Available Emblems of Belief for Placement on Government Headstones and Markers: https://www.cem.va.gov/cem/hmm/emblems.asp (some have changed over the years, but these are the versions available now).
Print version of Available Emblems of Belief.
No graphics (logos, symbols, etc.) are permitted on Government-furnished headstones or markers other than the available emblems of belief, the Civil War Union Shield, the Civil War Confederate Southern Cross of Honor, and the Medal of Honor insignias.
An emblem of belief for inscription on a Government headstone or marker is an emblem or symbol that represents the sincerely held belief of the decedent that constituted a religion or the functional equivalent of religion and was believed and/or accepted as true by that individual during his or her life. The belief represented by an emblem need not be associated with or endorsed by a group or organization.
Emblems of belief for inscription on Government headstones and markers do not include social, cultural, ethnic, civic, fraternal, trade, commercial, political, professional or military emblems. VA will not inscribe any emblem on a headstone or marker that would have an adverse impact on the dignity and solemnity of cemeteries honoring those who served the Nation. Emblems that would not be permitted include (but are not limited to), emblems that contain explicit or graphic depictions or descriptions of sexual organs or sexual activities that are shocking, titillating, or pandering in nature; and emblems that display coarse or abusive language or images.

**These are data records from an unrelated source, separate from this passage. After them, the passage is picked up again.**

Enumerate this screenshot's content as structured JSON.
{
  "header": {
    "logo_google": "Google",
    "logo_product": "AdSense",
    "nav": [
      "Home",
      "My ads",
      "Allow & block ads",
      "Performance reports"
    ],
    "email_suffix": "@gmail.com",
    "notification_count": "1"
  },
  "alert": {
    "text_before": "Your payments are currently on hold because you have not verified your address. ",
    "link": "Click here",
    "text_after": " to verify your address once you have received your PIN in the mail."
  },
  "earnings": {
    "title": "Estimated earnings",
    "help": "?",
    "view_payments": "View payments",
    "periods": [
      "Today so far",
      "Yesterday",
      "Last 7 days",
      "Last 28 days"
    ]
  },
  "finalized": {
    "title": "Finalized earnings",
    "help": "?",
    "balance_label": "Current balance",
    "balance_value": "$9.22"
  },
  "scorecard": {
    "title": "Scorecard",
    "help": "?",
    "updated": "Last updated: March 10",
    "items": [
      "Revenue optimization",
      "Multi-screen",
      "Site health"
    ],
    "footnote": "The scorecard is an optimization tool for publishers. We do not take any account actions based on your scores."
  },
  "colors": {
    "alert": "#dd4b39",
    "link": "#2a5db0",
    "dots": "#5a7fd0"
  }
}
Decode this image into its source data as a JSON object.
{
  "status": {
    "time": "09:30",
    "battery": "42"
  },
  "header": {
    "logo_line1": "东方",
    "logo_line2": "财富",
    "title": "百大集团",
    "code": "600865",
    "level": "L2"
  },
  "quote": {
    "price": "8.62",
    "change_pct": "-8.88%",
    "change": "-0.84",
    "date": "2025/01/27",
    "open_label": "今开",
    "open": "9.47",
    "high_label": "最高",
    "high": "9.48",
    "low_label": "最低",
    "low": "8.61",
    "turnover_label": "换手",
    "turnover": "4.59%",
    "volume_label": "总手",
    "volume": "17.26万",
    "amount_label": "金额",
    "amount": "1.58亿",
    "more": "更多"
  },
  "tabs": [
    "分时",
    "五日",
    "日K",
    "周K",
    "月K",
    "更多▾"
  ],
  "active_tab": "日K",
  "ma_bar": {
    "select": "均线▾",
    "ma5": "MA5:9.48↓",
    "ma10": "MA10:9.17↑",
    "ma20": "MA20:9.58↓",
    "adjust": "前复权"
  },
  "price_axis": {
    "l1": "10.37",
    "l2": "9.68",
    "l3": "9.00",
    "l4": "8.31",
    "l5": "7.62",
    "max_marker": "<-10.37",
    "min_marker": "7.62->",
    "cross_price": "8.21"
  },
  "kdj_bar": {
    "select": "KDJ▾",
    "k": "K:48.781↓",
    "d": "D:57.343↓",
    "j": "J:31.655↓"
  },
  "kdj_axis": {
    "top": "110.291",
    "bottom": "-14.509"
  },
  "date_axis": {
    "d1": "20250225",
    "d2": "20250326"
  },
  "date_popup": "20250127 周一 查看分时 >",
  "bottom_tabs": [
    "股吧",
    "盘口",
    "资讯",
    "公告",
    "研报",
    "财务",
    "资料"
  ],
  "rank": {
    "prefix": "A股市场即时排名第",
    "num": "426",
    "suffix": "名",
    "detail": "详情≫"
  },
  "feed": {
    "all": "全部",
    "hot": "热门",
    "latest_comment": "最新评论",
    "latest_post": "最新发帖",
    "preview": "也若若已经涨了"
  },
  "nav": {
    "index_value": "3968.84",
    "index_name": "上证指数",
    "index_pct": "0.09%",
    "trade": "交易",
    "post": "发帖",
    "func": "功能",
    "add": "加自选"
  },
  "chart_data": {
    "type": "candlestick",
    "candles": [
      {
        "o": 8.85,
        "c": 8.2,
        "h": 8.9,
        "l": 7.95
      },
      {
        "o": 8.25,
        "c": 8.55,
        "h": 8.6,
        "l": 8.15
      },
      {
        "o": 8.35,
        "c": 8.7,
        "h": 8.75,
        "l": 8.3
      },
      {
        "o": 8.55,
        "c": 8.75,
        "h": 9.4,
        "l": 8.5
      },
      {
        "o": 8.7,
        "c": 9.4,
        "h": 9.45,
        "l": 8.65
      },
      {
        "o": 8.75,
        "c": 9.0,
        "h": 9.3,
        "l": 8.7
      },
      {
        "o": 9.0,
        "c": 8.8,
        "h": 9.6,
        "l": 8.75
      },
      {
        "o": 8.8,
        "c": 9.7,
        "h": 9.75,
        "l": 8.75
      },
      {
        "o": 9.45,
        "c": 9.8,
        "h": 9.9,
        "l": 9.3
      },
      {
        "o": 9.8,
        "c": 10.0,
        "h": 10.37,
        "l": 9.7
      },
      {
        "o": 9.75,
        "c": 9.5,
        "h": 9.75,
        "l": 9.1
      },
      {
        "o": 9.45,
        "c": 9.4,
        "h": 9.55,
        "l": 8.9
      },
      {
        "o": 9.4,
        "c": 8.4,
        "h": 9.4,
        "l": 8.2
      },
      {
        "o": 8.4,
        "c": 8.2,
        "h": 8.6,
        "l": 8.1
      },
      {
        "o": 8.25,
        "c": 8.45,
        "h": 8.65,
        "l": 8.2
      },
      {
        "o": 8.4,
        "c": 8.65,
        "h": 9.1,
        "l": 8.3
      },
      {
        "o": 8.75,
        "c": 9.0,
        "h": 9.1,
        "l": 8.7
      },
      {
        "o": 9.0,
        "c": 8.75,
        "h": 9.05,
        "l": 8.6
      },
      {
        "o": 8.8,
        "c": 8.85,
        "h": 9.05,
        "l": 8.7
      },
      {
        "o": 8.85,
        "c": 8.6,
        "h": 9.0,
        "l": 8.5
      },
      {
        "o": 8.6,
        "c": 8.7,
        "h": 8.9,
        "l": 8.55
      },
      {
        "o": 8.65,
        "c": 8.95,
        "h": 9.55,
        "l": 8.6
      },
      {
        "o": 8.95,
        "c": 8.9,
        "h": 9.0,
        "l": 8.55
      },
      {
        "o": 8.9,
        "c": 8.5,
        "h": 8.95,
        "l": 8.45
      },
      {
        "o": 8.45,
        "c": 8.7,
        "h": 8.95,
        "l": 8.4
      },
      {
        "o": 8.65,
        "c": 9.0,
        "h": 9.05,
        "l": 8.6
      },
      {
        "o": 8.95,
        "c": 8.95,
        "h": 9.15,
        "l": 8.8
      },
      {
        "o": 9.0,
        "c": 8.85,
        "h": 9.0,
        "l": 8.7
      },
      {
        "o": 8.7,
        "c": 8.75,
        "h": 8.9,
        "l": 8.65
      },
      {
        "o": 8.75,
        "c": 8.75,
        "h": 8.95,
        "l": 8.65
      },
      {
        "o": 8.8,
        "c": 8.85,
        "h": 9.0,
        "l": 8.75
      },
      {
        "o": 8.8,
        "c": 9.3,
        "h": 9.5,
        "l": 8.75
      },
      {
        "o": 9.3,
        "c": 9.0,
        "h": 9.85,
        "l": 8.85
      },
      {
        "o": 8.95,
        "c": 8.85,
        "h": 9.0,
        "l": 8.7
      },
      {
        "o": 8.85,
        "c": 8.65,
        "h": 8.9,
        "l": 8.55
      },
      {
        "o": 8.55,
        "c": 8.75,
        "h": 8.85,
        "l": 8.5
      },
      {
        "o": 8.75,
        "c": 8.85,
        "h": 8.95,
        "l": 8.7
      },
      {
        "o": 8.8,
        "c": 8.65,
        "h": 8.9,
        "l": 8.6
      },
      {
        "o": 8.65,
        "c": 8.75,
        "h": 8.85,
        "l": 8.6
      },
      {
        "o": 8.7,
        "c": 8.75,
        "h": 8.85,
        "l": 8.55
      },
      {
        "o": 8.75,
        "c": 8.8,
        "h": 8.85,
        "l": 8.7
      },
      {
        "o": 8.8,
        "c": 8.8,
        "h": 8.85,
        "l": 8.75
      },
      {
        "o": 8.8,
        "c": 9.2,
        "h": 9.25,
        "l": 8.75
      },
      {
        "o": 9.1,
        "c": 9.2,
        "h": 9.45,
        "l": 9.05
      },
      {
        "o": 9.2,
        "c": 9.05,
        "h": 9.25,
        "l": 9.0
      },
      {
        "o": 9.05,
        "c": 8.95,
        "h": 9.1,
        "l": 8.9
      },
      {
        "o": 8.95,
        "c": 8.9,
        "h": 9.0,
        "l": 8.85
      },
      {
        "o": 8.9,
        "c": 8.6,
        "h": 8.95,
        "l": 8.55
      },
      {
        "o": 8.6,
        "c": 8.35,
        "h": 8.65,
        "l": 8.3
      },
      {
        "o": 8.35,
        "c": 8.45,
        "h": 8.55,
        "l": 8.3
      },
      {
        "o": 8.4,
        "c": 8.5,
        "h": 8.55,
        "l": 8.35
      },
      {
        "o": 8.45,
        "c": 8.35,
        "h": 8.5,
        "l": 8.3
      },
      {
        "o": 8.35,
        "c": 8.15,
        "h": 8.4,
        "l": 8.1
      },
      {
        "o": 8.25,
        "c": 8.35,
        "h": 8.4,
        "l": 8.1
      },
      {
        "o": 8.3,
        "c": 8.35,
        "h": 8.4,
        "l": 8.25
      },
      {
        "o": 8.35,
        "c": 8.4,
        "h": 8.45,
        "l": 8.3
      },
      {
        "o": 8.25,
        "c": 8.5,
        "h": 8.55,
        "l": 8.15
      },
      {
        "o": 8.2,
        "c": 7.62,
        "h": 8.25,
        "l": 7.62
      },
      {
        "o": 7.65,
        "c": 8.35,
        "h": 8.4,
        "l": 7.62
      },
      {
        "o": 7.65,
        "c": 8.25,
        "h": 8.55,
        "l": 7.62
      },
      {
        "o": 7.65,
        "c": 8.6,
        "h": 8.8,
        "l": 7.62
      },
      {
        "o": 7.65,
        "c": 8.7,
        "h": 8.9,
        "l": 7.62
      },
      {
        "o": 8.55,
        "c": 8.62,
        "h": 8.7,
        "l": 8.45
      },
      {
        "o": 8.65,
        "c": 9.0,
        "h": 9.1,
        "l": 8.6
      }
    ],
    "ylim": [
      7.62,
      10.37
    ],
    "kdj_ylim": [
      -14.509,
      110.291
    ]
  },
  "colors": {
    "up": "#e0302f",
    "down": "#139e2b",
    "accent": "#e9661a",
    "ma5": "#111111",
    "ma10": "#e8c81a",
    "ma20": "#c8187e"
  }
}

If you are applying for a headstone or marker and the emblem you desire is not currently available, please see information below:
Who Can Request a New Emblem of Belief?
CFR 38.632 rule states that the following individuals may request a new emblem of belief for inscription on a headstone or marker: the decedent’s next-of-kin (NOK), a person authorized in writing by the NOK, or a personal representative authorized in writing by the decedent.
Instructions for Requesting an Emblem not Available for Inscription
To submit a request for an emblem of belief not available for inscription, the requestor must:
- Establish that there is an immediate need for a Government headstone/marker to be furnished for a deceased eligible individual (i.e., submission of VA-Form 40-1330, for Standard Government Headstone or Marker, verification from national or state Veterans’ cemetery officials).
- Certify that the proposed new emblem of belief represents the decedent’s religious affiliation or sincerely held religious belief system, or a sincerely held belief system that was functionally equivalent to a religious belief system in the life of the decedent.
- Submit a three-inch diameter digitized black and white representation of the requested emblem that is free of copyright or trademark restrictions or authorized by the owner for inscription on Government-furnished headstones and markers and can be reproduced in a production-line environment in stone or bronze without loss of graphic quality.
Submit all information to the following address:
Memorial Products Service (41B)
Department of Veterans Affairs
5109 Russell Road
Quantico, VA 22134-3903
Previous Tombstone Tuesdays posts: https://upsdownsfamilyhistory.wordpress.com/tag/Tombstone-tuesday/